If you have additional Copyright or License questions, please feel free to ask me, and I will do my best to help you.
Thanks, that’s helpful. Of course, I would love to have Apache License.
I have a question about source repo elasticsearch-py’s license. It says
Copyright 2021 Elasticsearch B.V. Licensed under the Apache License, Version 2.0.
This doesn’t align with APL declaration in elasticsearch-py/LICENSE at master · elastic/elasticsearch-py (github.com). Does that mean the code is not APL anymore?
I’m not sure I follow 100% - copyright and license are two separate things. The repo you linked looks like Apache to me.
The file that you linked to is a copy of the Apache License 2.0. I am also unsure where your confusion is coming from, as this matches the statement in README.md.
IMHO, the actual python API sucks because are very 2.x legacy designed.
They don’t follow the actual approach of using Python Typed for methods and objects.
It’s ok to maintain for old created code, but for new one it should better to move a more python modern approach.
The same if for Jaa API that the High-Level are poor of entity model design.
Thanks. It makes sense to me now. Then the library can be licensed as Apache License 2.0 with updated copyright holder when it moves on.
I’d be more than happy to be able to use more python 3.6 features and onwards if possible. To start, I would aim for being able to make API requests to OpenSearch 1.0 without issues.
I spent some time looking at python client codebase. There are different hacks to make it work as of today.
Since elasticsearch-py 7.* should be able to work with the 1.0. I think it doesn’t matter for me to break compatibility between two client projects. I aim to build the client to talk to OpenSearch 1.x and drops Elasticsearch compatibility when not possible. Correct me if I misunderstood.
I see some areas to improve:
- Use AST to generate functions instead of using templates.
- See if I can composite API classes after the above point.
- Then the package can go for native typing hints.
- Start support py 3.6 at least.
- Change API function signature to requests style. Basically, drop
query_params support which extracts kwargs to params. That confused the most why the client works differently comparing to HTTP requests in Kibana console.
- Then I don’t need to rename type to doc_type for URL query parameters.
- Drop XPack API
- Annotate network modules
- A lot of renaming in comments and documentations
- Type hints.
- Changes with OpenSearch
- Bulk ingestion errors are very difficult to know
- lz4 compression (this needs clusters support)
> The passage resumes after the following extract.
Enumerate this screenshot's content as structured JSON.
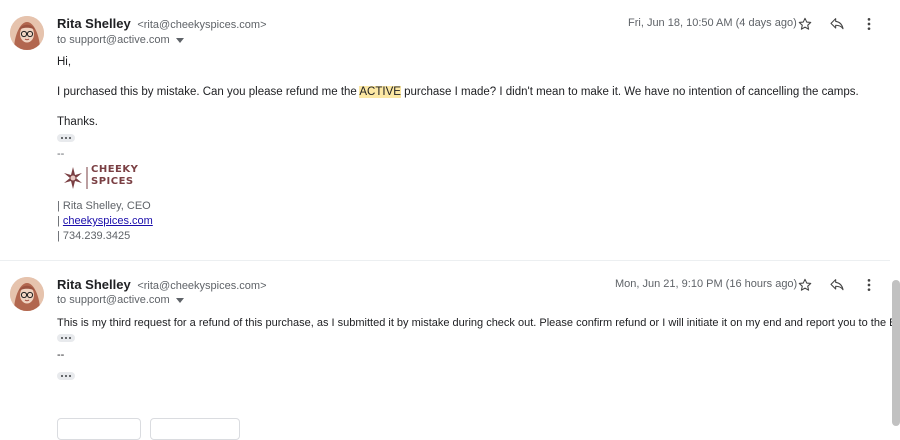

- Probably better to have a pipeline with OpenSearch sooner than later. There are tests that are done together with Jenkins pipeline for elasticsearch-py that requires a cluster.
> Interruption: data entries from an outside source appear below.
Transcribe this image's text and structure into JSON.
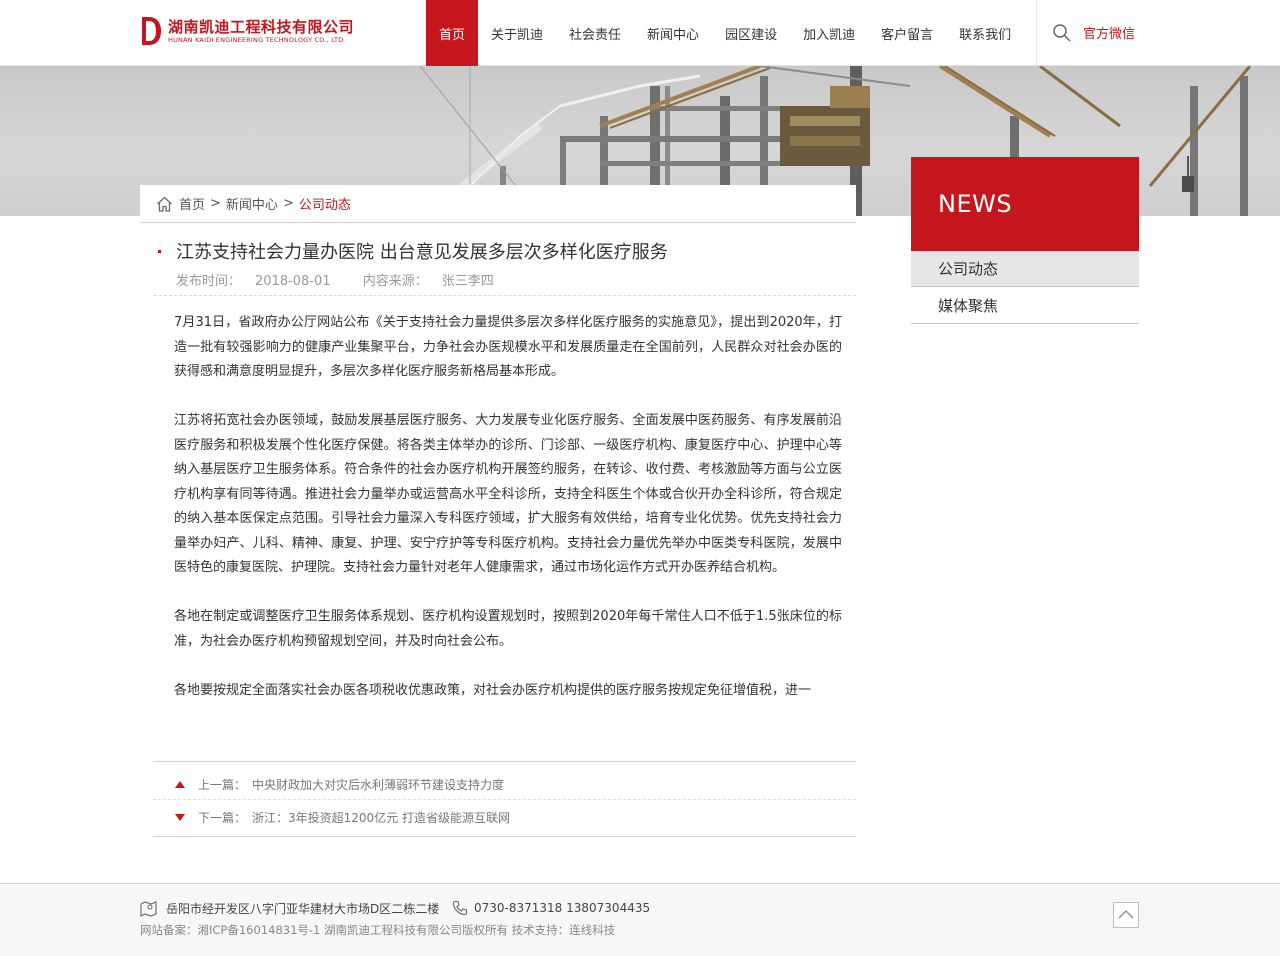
{
  "header": {
    "logo_cn": "湖南凯迪工程科技有限公司",
    "logo_en": "HUNAN KAIDI ENGINEERING TECHNOLOGY CO., LTD",
    "nav": [
      "首页",
      "关于凯迪",
      "社会责任",
      "新闻中心",
      "园区建设",
      "加入凯迪",
      "客户留言",
      "联系我们"
    ],
    "wechat": "官方微信"
  },
  "breadcrumb": {
    "home": "首页",
    "sep1": ">",
    "section": "新闻中心",
    "sep2": ">",
    "current": "公司动态"
  },
  "article": {
    "title": "江苏支持社会力量办医院 出台意见发展多层次多样化医疗服务",
    "date_label": "发布时间：",
    "date": "2018-08-01",
    "source_label": "内容来源：",
    "source": "张三李四",
    "paragraphs": [
      "7月31日，省政府办公厅网站公布《关于支持社会力量提供多层次多样化医疗服务的实施意见》，提出到2020年，打造一批有较强影响力的健康产业集聚平台，力争社会办医规模水平和发展质量走在全国前列，人民群众对社会办医的获得感和满意度明显提升，多层次多样化医疗服务新格局基本形成。",
      "江苏将拓宽社会办医领域，鼓励发展基层医疗服务、大力发展专业化医疗服务、全面发展中医药服务、有序发展前沿医疗服务和积极发展个性化医疗保健。将各类主体举办的诊所、门诊部、一级医疗机构、康复医疗中心、护理中心等纳入基层医疗卫生服务体系。符合条件的社会办医疗机构开展签约服务，在转诊、收付费、考核激励等方面与公立医疗机构享有同等待遇。推进社会力量举办或运营高水平全科诊所，支持全科医生个体或合伙开办全科诊所，符合规定的纳入基本医保定点范围。引导社会力量深入专科医疗领域，扩大服务有效供给，培育专业化优势。优先支持社会力量举办妇产、儿科、精神、康复、护理、安宁疗护等专科医疗机构。支持社会力量优先举办中医类专科医院，发展中医特色的康复医院、护理院。支持社会力量针对老年人健康需求，通过市场化运作方式开办医养结合机构。",
      "各地在制定或调整医疗卫生服务体系规划、医疗机构设置规划时，按照到2020年每千常住人口不低于1.5张床位的标准，为社会办医疗机构预留规划空间，并及时向社会公布。",
      "各地要按规定全面落实社会办医各项税收优惠政策，对社会办医疗机构提供的医疗服务按规定免征增值税，进一"
    ],
    "prev_label": "上一篇：",
    "prev_title": "中央财政加大对灾后水利薄弱环节建设支持力度",
    "next_label": "下一篇：",
    "next_title": "浙江：3年投资超1200亿元 打造省级能源互联网"
  },
  "sidebar": {
    "heading": "NEWS",
    "items": [
      "公司动态",
      "媒体聚焦"
    ]
  },
  "footer": {
    "address": "岳阳市经开发区八字门亚华建材大市场D区二栋二楼",
    "phone": "0730-8371318 13807304435",
    "copyright": "网站备案：湘ICP备16014831号-1   湖南凯迪工程科技有限公司版权所有  技术支持：连线科技"
  },
  "colors": {
    "brand_red": "#c4161c",
    "sidebar_active_bg": "#e6e6e6"
  }
}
What do you think it’s important for you? Any other thoughts?